# [TASK DIRECTIONS]
Pick out each line in these entries that contains the string "with".

# [DATASET CONTENT]
►
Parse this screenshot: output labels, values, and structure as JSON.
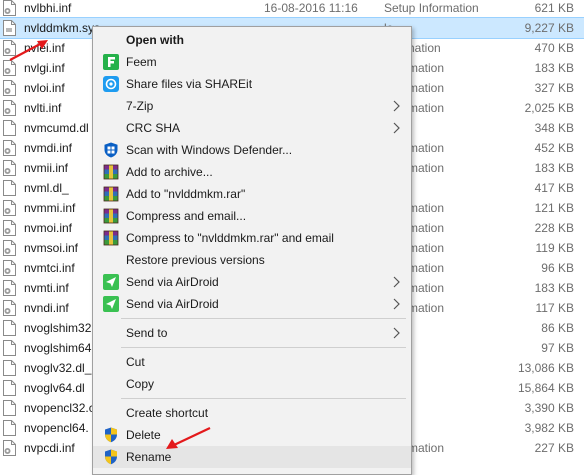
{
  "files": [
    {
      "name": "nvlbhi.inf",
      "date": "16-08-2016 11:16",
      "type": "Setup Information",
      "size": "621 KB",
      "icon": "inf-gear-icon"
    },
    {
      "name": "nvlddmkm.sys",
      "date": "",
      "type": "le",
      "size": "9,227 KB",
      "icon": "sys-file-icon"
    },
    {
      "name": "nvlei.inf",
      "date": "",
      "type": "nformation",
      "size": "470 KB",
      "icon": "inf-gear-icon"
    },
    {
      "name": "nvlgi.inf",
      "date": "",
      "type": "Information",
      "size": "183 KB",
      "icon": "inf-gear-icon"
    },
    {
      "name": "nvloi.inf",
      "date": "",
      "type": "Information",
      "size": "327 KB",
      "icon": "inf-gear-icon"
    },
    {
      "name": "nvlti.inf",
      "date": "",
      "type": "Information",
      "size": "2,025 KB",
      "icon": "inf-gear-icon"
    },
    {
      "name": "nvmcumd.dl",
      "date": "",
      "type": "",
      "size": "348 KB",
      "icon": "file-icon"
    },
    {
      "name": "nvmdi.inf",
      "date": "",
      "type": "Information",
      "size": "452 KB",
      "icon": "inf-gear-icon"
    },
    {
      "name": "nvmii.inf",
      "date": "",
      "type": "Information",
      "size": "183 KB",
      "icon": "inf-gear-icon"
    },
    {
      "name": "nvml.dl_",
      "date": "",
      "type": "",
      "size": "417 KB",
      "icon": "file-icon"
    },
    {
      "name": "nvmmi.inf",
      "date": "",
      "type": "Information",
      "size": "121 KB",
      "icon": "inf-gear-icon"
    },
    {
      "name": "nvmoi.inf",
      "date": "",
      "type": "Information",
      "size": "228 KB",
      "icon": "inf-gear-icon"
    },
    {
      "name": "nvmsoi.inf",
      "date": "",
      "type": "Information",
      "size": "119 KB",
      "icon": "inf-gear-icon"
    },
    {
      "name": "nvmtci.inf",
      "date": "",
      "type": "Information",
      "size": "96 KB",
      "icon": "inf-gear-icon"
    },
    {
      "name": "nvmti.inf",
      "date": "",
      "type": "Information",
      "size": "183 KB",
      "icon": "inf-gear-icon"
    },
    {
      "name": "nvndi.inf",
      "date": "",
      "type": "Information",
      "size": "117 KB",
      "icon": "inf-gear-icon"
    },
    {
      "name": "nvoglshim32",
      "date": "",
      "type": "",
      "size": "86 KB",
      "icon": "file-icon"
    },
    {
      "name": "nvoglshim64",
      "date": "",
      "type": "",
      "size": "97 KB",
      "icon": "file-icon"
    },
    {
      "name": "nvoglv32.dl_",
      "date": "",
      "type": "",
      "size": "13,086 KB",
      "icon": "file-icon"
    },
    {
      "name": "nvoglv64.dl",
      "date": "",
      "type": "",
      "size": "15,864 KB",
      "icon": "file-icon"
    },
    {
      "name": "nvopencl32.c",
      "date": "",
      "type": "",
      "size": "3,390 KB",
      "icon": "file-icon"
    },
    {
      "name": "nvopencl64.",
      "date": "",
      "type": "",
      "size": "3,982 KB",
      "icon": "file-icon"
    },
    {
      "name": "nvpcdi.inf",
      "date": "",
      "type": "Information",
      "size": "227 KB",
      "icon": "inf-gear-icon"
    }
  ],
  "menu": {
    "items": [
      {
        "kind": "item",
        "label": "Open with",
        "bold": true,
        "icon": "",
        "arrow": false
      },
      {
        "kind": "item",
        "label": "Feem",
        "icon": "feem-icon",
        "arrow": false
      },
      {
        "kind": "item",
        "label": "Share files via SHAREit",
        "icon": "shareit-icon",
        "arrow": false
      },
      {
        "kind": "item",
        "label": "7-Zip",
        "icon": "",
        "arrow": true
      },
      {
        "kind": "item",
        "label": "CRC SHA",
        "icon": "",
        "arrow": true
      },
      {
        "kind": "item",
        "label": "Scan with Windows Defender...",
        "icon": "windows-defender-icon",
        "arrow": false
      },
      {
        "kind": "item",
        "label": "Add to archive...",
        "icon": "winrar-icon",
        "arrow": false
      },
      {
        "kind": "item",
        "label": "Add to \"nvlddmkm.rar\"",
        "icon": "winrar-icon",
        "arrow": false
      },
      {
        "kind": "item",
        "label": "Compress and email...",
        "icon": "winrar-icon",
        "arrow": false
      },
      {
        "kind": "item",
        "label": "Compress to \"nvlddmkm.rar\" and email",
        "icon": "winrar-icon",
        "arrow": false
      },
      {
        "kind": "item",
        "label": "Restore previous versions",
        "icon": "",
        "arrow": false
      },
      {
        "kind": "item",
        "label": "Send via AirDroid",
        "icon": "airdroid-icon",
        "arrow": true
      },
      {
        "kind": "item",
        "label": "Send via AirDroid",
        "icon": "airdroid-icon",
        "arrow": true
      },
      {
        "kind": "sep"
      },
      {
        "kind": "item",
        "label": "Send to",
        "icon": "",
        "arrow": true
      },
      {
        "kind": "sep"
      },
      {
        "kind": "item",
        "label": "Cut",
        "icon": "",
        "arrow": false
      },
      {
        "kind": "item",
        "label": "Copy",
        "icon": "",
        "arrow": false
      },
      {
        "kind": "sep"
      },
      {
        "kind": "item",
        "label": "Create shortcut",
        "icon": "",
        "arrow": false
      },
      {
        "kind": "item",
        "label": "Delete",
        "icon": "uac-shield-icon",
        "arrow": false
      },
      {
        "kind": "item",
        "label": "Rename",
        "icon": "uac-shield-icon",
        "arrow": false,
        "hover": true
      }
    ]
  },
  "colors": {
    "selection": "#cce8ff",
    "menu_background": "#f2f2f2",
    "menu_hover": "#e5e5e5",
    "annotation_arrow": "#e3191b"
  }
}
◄
# [TASK SOLUTION]
        "label": "Open with",
        "label": "Scan with Windows Defender...",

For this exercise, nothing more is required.